The settlements come as New Jersey-based giant Johnson & Johnson faces thousands of talcum powder mesothelioma lawsuits filed by plaintiffs who claim to have developed mesothelioma or ovarian cancer from the products.

The three latest settlements:

  • Plaintiff Sharon Pipes reached a settlement as her Oklahoma jury had begun deliberating after a two-and-a-half-week trial.
  • Plaintiff, Gail Koretoff reached a settlement agreement after jurors had deliberated for two days on her case.
  • Plaintiff Jenny Shulman reached a settlement as her case was scheduled to begin trial this month. She was diagnosed with peritoneal mesothelioma after using J&J’s talcum powder for feminine hygiene. An expert witness was set to testify about finding talc and asbestos in her ovarian and fallopian tissue. Peritoneal Mesothelioma

Peritoneal Mesothelioma

All three plaintiffs had developed peritoneal mesothelioma and claimed to have used J&J’s talc powder products for long periods of time, mostly for feminine hygiene.

Johnson officials have denied rumors that J&J is shifting its talc powder litigation strategy. The company told Bloomberg News that these settlements were “one-off situations.”

J&J maintains its talcum powder products do not contain asbestos. Several juries have nevertheless found J&J responsible for some plaintiffs’ ovarian cancer and mesothelioma.

More than 20 talcum powder trials are scheduled this year in the U.S. Virtually all of the cases involve plaintiffs with a mesothelioma diagnosis.

In December 2018, J&J and Imerys SA, the company’s talc supplier, came to a $1.5-million settlement in a similar mesothelioma case. Imerys later declared bankruptcy which the company said was brought on by all the talc cancer litigation in the country.


•  Talc Mesothelioma Verdict $29 Million against J&J

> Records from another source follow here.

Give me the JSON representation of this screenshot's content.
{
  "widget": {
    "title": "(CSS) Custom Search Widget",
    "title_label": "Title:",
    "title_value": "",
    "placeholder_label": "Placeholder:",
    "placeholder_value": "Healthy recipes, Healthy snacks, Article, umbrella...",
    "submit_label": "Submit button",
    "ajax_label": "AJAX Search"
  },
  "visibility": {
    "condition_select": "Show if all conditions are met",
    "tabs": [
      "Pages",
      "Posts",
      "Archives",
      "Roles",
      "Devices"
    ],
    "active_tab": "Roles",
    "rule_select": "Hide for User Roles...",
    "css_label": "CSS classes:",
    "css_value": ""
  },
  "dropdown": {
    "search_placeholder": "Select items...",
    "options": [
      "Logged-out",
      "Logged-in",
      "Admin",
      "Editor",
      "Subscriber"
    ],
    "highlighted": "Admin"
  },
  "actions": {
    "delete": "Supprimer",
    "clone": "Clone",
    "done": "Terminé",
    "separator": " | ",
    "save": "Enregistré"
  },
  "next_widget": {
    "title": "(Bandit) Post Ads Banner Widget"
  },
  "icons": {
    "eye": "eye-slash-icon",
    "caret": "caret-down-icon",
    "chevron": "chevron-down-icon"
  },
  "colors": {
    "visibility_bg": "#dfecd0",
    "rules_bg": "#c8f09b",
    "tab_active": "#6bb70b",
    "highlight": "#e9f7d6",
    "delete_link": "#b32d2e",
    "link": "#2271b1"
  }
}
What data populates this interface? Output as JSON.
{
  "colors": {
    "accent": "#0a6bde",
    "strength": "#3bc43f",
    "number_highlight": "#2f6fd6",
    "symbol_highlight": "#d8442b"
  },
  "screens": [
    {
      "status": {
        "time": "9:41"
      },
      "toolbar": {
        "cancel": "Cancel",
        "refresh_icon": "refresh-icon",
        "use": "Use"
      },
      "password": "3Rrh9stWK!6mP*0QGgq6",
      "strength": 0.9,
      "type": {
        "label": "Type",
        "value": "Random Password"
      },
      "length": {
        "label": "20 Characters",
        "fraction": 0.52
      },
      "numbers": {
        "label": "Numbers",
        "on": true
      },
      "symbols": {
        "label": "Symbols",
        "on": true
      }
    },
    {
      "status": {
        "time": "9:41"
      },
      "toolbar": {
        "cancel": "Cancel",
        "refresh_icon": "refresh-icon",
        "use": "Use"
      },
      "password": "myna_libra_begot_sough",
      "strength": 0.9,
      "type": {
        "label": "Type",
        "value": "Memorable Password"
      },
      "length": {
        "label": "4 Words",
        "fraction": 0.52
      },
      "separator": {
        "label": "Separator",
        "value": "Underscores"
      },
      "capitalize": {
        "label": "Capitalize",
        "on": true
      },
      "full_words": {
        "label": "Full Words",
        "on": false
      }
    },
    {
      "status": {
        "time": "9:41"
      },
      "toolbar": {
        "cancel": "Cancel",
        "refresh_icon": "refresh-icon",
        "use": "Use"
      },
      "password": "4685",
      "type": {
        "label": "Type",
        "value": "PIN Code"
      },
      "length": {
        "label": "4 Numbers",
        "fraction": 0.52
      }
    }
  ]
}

•  Talcum-Mesothelioma Cancer Lawsuit

•  Imerys seeks Bankruptcy over Talc Lawsuits

•  J & J settles 3 More Talc-Mesothelioma Lawsuits